Human disturbance of migrating waterfowl concerns managers of wildlife populations and refuges. Human disturbance may reduce food intake through interruption of foraging bouts or by displacement from feeding areas (Madsen 1985, Belanger and Bedard 1989), and it may increase energy expenditure from additional time in flight (Korschgen et al., 1985). Reduced food intake and increased energy expenditure can affect the ability of waterfowl to acquire nutrient reserves for successful migration (Fredrickson and Drobney 1979, Davis and Wiseley 1974, Belanger and Bedard 1990). Furthermore, nutrient reserves acquired during fall migration may influence overwinter survival (Haramis et al. 1986).
Over 90% of the Pacific Flyway population of brant (Branta bernicla nigricans) annually migrates to the Izembek Lagoon, Alaska and adjacent areas in fall (Bellrose 1976, Reed et al. 1989). During the 4- to 10-week staging period, brant feed predominantly on energy-rich common eelgrass (Zostera marina) prior to a transoceanic flight to coastal wintering areas in Washington, Oregon, California, and Mexico (Hansen and Nelson 1957, Morehouse 1974, Bellrose 1976). The lzembek Lagoon, a wetland of international importance (Smart 1987), also is a major staging area for Canada geese (Branta canadensis taverneri), emperor geese (Chen canagica), and other waterbirds (Ward and Stehn 1989).
Brant are disturbed by aircraft and other human activities. Jones and Jones (1966) noted that aircraft caused brant to take flight in fall at the Izembek Lagoon. Aircraft influence movements of molting brant and evoke escape responses (Derksen et al. 1979, Jensen 1990). Aircraft, boats, and hunters affect distribution of wintering brant and cause premature departures from feeding areas (Owens 1977, Kramer et al 1979, Henry 1980). However, few data have been published concerning the extent to which disturbance affects behavior of fall-staging brant.
Our objective was to measure current disturbance levels and to determine the extent to which disturbance affects the behavior of brant at the Izembek Lagoon during fall.

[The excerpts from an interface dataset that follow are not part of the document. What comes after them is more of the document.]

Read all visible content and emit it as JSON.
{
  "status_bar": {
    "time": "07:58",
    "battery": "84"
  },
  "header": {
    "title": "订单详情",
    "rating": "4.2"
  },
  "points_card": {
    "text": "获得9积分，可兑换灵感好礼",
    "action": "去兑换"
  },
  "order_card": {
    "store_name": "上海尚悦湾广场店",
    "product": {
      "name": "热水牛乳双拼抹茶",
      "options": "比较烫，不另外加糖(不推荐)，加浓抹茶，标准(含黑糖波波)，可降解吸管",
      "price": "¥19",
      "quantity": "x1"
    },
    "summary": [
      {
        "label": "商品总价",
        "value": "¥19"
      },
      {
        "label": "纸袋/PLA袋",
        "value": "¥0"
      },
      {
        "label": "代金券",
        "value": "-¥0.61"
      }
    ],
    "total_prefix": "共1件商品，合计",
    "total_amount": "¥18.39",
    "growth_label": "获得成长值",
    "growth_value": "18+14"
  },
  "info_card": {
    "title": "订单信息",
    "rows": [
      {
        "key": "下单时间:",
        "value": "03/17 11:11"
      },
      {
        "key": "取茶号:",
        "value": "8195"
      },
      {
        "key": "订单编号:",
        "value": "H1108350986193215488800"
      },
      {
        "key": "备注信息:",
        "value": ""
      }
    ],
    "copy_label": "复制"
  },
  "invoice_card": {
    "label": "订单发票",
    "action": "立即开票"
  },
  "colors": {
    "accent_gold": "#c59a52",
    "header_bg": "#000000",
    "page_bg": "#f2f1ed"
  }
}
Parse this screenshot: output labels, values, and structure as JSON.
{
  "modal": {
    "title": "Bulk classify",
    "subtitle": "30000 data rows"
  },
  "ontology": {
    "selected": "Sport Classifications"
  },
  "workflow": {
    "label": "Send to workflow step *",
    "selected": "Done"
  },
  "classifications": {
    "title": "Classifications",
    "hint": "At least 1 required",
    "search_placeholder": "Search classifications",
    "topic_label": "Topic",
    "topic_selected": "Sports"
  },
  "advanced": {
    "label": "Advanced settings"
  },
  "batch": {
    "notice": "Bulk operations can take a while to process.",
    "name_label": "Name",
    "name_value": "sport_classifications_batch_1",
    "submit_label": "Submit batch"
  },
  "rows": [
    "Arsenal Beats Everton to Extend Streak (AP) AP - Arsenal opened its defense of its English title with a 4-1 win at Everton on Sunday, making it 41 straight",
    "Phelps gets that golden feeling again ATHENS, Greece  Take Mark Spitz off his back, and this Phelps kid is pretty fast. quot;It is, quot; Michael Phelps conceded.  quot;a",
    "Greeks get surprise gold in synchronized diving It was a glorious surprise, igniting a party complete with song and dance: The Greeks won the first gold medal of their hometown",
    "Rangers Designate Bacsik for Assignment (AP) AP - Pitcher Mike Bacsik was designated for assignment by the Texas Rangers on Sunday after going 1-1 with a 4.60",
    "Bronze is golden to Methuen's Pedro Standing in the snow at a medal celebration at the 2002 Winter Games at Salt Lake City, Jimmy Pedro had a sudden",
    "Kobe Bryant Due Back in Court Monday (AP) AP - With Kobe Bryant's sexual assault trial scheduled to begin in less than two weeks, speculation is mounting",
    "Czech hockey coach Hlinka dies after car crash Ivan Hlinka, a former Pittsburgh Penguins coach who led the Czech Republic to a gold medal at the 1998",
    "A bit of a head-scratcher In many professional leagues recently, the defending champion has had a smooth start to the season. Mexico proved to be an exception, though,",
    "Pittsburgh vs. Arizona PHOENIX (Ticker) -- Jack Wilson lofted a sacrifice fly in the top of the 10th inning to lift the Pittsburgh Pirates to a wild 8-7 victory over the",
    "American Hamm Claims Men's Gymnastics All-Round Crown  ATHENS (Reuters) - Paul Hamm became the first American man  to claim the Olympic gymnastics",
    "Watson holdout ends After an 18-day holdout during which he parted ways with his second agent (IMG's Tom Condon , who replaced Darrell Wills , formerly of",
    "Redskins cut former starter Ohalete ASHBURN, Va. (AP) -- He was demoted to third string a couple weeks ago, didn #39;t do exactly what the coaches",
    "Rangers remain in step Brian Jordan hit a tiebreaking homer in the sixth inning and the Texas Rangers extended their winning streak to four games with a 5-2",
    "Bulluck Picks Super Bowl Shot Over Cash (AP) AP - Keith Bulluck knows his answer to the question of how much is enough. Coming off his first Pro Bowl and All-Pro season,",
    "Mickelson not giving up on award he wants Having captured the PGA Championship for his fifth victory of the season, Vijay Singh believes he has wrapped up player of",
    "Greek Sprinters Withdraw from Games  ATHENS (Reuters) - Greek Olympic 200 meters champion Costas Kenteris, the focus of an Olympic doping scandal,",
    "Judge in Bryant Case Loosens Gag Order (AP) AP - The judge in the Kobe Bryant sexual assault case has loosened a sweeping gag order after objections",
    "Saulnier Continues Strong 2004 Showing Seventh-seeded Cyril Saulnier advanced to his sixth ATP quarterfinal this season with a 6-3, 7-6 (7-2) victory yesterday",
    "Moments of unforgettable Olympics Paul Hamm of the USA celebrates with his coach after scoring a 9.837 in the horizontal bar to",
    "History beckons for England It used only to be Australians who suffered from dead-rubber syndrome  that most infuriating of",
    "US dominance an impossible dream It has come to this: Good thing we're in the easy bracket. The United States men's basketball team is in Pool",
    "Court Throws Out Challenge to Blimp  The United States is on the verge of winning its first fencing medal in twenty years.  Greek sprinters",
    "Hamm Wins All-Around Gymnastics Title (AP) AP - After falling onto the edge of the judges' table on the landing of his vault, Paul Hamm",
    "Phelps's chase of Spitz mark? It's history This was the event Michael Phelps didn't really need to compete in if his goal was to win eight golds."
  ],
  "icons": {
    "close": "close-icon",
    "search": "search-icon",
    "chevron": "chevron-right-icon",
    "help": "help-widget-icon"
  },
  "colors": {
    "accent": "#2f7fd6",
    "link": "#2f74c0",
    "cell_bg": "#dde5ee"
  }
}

This baseline information is needed to monitor any future changes in these levels and to provide guidelines for alleviating conflicts where increased human activities cause excessive disturbance.
Additional publication details
|Publication Subtype||Journal Article|
|Title||Response of staging brant to disturbance at Izembek Lagoon, Alaska|
|Series title||Wildlife Society Bulletin|
|Contributing office(s)||Alaska Science Center|
|Other Geospatial||Izembek Lagoon|